On Aug. 16, 2019, China's People’s Liberation Army Navy (PLA Navy) marked a significant development when the Chinese guided-missile destroyer Xi’an docked in Egypt's main port of Alexandria for what was described as a four-day "technical stop." The Chinese warship berthed at a Chinese-operated terminal, most of which (over 80%) is owned by two Chinese firms: Hutchison Ports and the state-owned Shenzhen Yantai Port Group. But this event cannot be seen in isolation, as over the years PLA Navy warships have used multiple ports overseas operated by Chinese companies for repairs and maintenance under the guise of technical stops, including in Sri Lanka, Tanzania, Djibouti, Greece, Malaysia, Singapore, Indonesia, and Spain. The PLA Navy warship stop was followed by a joint Egyptian-Chinese military exercise conducted five days later. Various naval units from both countries, including the Chinese destroyer Xi’an, participated in drills to support “maritime security” and ensure global “maritime transport lines.” These two significant events raise questions about the interplay between China's commercial port operations and the ambitions of its PLA Navy in the eastern Mediterranean.
Contrary to the U.S. dependency on multiple overseas naval bases, China has just one military base in Djibouti. However, multiple analyses have emphasized the importance of commercial overseas port facilities in securing sea lanes, reflecting the intertwined growth of China's overseas commercial ports, the modernization of the PLA Navy, and its ambitions in the so-called “far seas.” Revealed in 2015, China's naval strategy, entitled the Near Seas Defense and Far Seas Protection, outlines the PLA Navy's goals to expand its reach. Whereas "near seas" refer to waters adjacent to China's borders, the "far seas" encompass all maritime routes worldwide and Beijing's intent to exert global influence without overtly designating its overseas facilities as military bases.
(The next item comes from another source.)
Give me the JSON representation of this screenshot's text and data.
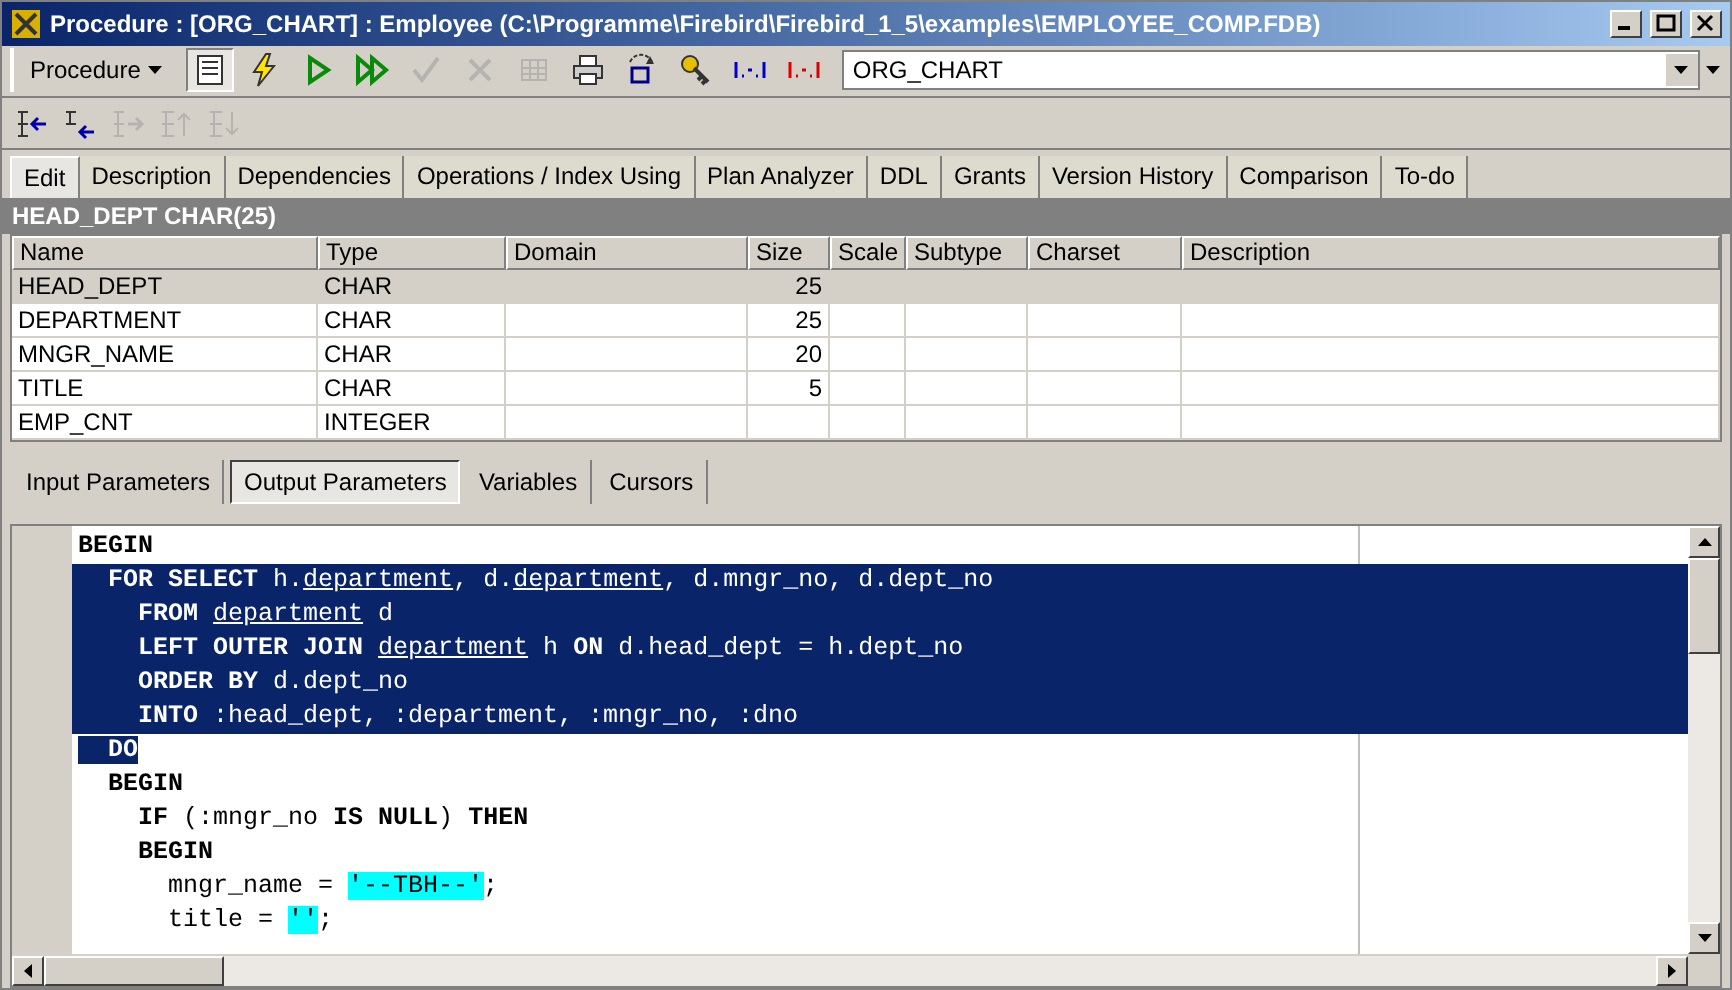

Where Chinese companies lead the development of commercial ports worldwide designed to accommodate large container ships, these facilities could have a dual purpose. That includes potential military applications, possibly granting China a more extensive and dependable logistics network, ensuring that the PLA Navy’s ships remain functional and crews are well-supported and combat-ready. That aligns with China's 2017 National Defense Transportation Law, which lays the groundwork for harnessing civilian transportation resources to support military missions. The structure for such mobilization is intricate, necessitating collaboration among military, civilian government, and civilian enterprises that could be anywhere worldwide when required. Ultimately, this blurred distinction between civil and military functions at China's commercial ports has sparked worries for the United States. These concerns have been shared with allies like Israel and the United Arab Emirates, countries where China manages ports. The primary fear is that these facilities might have a dual purpose, including intelligence gathering and potential military applications that could undermine U.S. interests in the region.
Transparency and the need for balance
China's growing presence in Egypt's strategic ports and the Suez Canal brings both opportunities and complexities. While Beijing has promised economic growth and improved connectivity, Egypt must also weigh the potential downsides. Egypt’s financial vulnerability, relatively weak bargaining position with China, and the risk of domination all require attention. So too do issues of transparency and public oversight, and making a well-informed decision will necessitate careful domestic deliberation. Reliance on Chinese technology and the interplay between commerce and military concerns add further complexity. Ultimately, Egypt should balance gains and risks through transparent agreements, diverse partnerships, and strategic negotiations. This approach supports economic benefits while preserving sovereignty. Striving for equilibrium should be crucial for Egypt's ambition to become a maritime hub amid changing global dynamics.